Data Leakage Prevention: Understanding The Concept
For a person the ability to keep and protect secrets is one of the most valuable character traits. For a company, the capability to keep corporate data confidential is critical. Nevertheless, handling complex and difficult information protection requirements is not at the top of the priority list for companies.
Through this presentation you will see important aspects of how a company can accomplish Data Leakage Prevention (DLP) not only from external threats, but from internal as well. We should mention here that, according to an annual survey carried out by the CSI institute (Computer Security Institute), over 60% of the losses pertaining to breaches of information security for 2007 were caused by leakage of confidential information that occurred within the company.
Generally, when addressing to the many different information protection issues through out a business enterprise, there are often gaps in communication and coordination activities. Successful information protection programs require the viewpoints and goals for information protection within different areas to be complementary and integrated throughout all the enterprise. We will present you the way to protect confidential information belonging to companies and organizations from internal threats, including unauthorized access, leakage and destruction.

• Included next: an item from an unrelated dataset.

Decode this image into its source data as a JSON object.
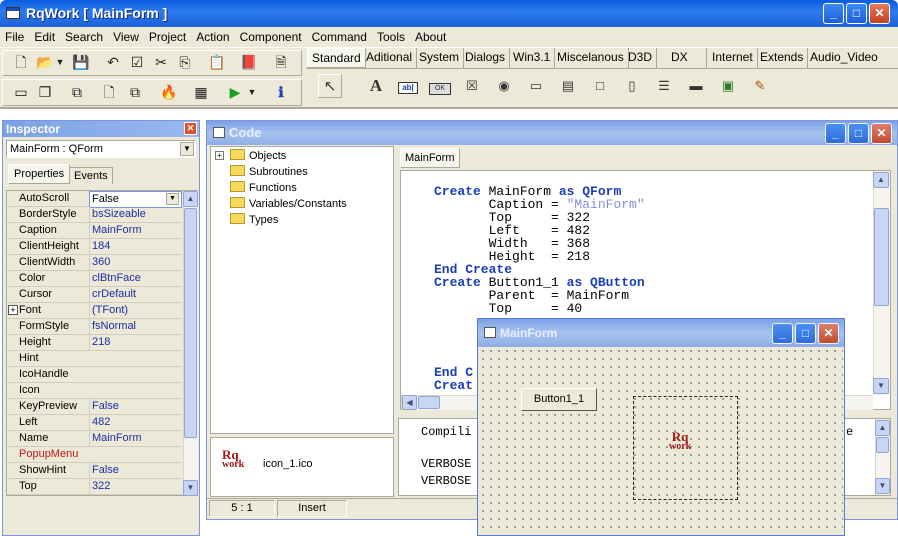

CTO and Technical Manager, Inter Engineering
Stop! Identify yourself!
Strong authentication methods for every need
Would you buy a very expensive, heavy weight, tamper proof, front door to protect your house and your family, just to put its key under the front doormat? Probably not! But many organizations are doing just this, by allowing users to put sticky notes with passwords on their keyboard or monitor or otherwise disclose it to others. Millions are spent on protecting access to corporate systems with firewalls, encryption and strictly enforced policies, just to use insecure static passwords. It is commonly agreed that multiple factor authentication is necessary for adequate security, but which method to choose? This workshop demonstrates several modern strong authentication methods and their PROs and CONs, that allow us to protect our most valuable property in today’s internet-connected world, our Identity.

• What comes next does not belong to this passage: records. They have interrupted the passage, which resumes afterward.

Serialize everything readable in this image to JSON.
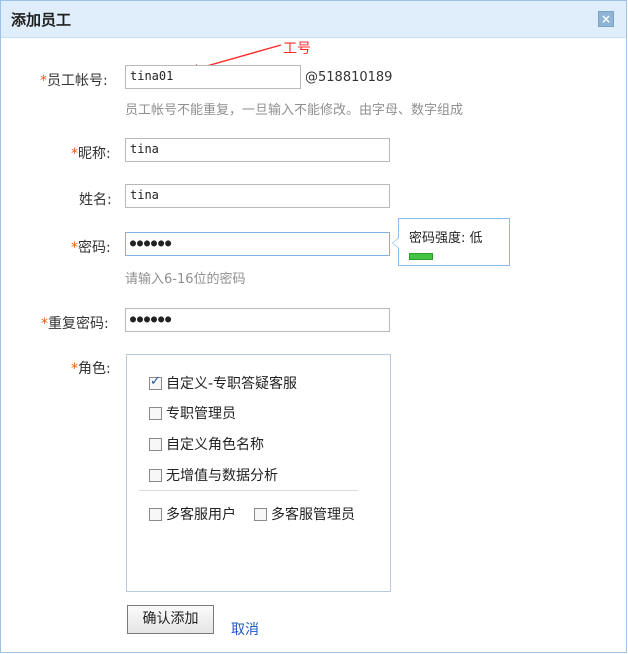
{
  "dialog": {
    "title": "添加员工",
    "close_icon": "close-icon"
  },
  "annotation": {
    "label": "工号"
  },
  "form": {
    "account": {
      "star": "*",
      "label": "员工帐号:",
      "value": "tina01",
      "suffix": "@518810189",
      "hint": "员工帐号不能重复，一旦输入不能修改。由字母、数字组成"
    },
    "nickname": {
      "star": "*",
      "label": "昵称:",
      "value": "tina"
    },
    "name": {
      "label": "姓名:",
      "value": "tina"
    },
    "password": {
      "star": "*",
      "label": "密码:",
      "value": "●●●●●●",
      "hint": "请输入6-16位的密码",
      "strength_label": "密码强度: 低",
      "strength_color": "#44c542"
    },
    "repeat_password": {
      "star": "*",
      "label": "重复密码:",
      "value": "●●●●●●"
    },
    "role": {
      "star": "*",
      "label": "角色:",
      "options": [
        {
          "label": "自定义-专职答疑客服",
          "checked": true
        },
        {
          "label": "专职管理员",
          "checked": false
        },
        {
          "label": "自定义角色名称",
          "checked": false
        },
        {
          "label": "无增值与数据分析",
          "checked": false
        }
      ],
      "extra_options": [
        {
          "label": "多客服用户",
          "checked": false
        },
        {
          "label": "多客服管理员",
          "checked": false
        }
      ]
    }
  },
  "actions": {
    "confirm": "确认添加",
    "cancel": "取消"
  },
  "colors": {
    "accent": "#1f58c4",
    "required": "#e85d0c",
    "annotation": "#ff2b2b",
    "titlebar": "#dfeefa"
  }
}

CISA, CISM, IS Auditor, Project Manager, Alpha Bank
Efthimis P. Papanikolaou
IT Auditor, Alpha Bank
End User Computing (EUC) Risk: From Assessment to Audit
What is End User Computing? Several definitions exist, all of them converging to the fact that End User Computing (EUC) is any computing activity developed and / or managed outside a formal and controlled IT environment. EUC refers to a wide range of software applications, spanning from typical office organization software to specialized reporting and data mining tools available to End Users who usually are not trained IT developers.
The risk introduced by the use of End User Computing Applications (EUCAs) is first and foremost an example of operational risk and needs to be addressed by establishing an effective control framework covering among others the areas of Development of Policy & Control Standards, Inventory of EUCAs, Risk Assessment & Mitigation, and Continuous Monitoring.
In this workshop, we will present practical steps to assess the risks of End User Computing Applications from an auditor’s perspective. The intent is to take the audit function a step further, from the trivial and generic reporting on EUCAs risks and weaknesses to a comprehensive and consistent assessment methodology in order to present to the management a complete picture of the organization’s risk exposure. The presentation will be based on specific risk metrics and it will address several practical issues arising during the audit process.
Project Manager , Ether Applications Ltd
Data Masking Best Practices: Does your Organization have Sensitive Data to Protect?
Datamasking deals with the ability of an organization to “mask” production data by transforming them into fake information that can be used in development, testing and training environments without disclosing personal or sensitive information. During this workshop we’ll demonstrate both technical aspects of a datamasking project but also best practices and methodologies that can be used towards this goal.